» **Activity**:
Work through the records below and copy every line that includes "name".

-*-

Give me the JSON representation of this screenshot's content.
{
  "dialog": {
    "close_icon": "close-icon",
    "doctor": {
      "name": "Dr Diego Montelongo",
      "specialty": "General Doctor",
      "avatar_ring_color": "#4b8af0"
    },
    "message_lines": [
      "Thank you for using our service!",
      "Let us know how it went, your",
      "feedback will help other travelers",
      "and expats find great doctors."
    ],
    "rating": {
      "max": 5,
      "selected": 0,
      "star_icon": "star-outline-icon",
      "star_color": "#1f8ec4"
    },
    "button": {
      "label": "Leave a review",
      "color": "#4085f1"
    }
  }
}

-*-

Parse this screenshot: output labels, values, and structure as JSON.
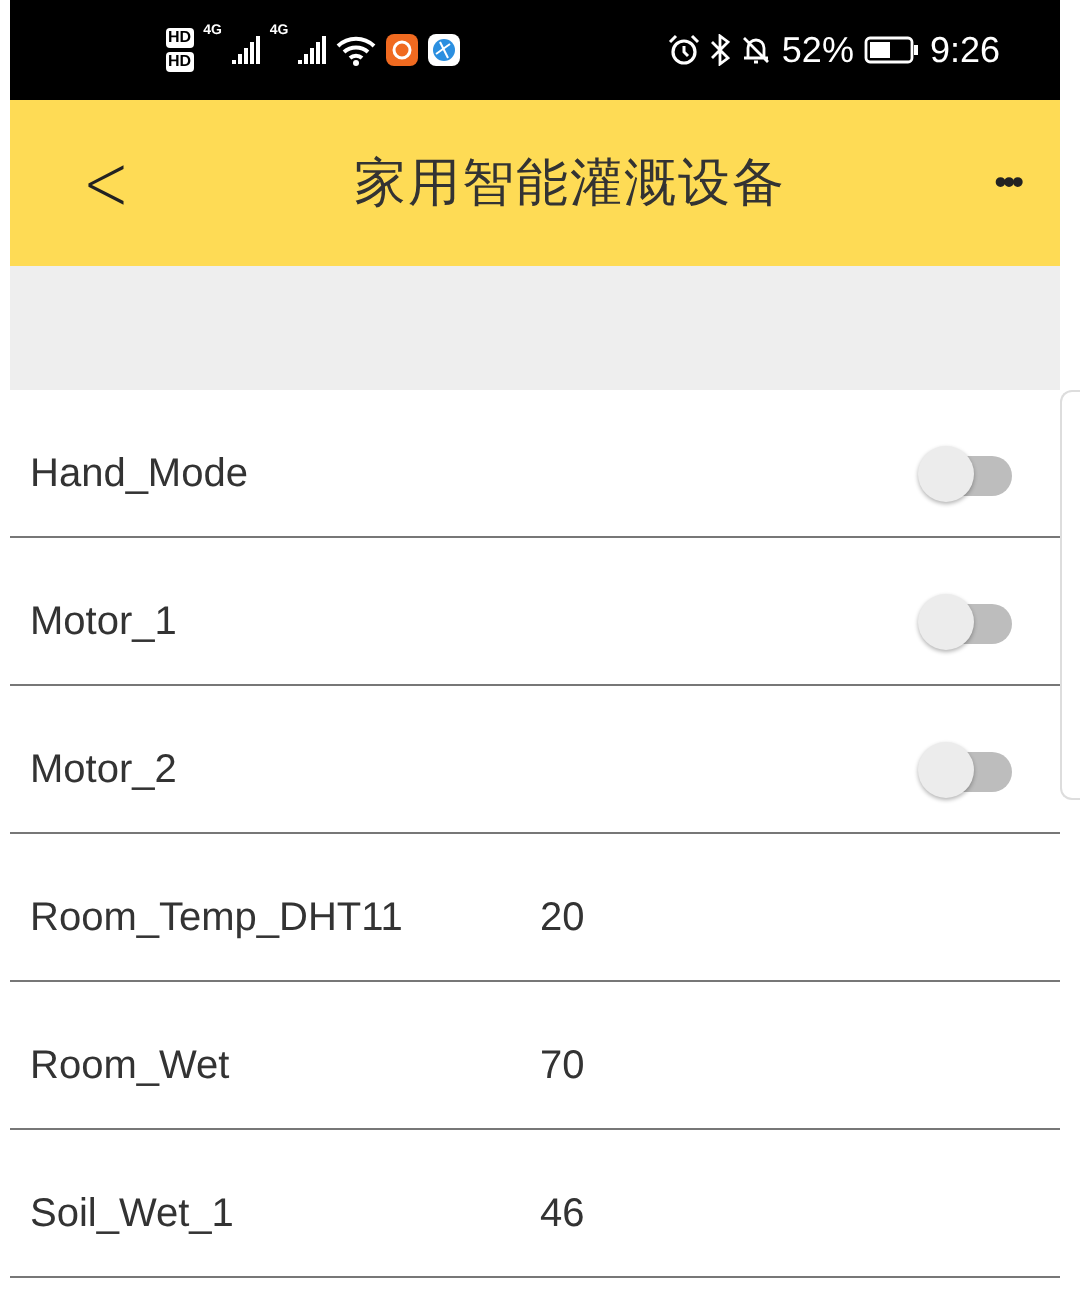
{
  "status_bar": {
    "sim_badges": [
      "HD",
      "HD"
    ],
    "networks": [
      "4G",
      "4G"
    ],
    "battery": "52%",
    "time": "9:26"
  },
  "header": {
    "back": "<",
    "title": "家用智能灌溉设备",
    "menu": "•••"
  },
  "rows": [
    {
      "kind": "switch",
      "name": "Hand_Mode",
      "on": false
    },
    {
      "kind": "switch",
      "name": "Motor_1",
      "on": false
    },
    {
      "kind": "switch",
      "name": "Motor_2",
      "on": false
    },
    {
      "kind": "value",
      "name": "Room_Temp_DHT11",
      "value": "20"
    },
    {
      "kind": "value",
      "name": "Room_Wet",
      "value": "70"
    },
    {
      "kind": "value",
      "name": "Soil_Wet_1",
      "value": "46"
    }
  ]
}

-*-

» **Written solution**:
      "name": "Dr Diego Montelongo",
      "name": "Hand_Mode",
      "name": "Motor_1",
      "name": "Motor_2",
      "name": "Room_Temp_DHT11",
      "name": "Room_Wet",
      "name": "Soil_Wet_1",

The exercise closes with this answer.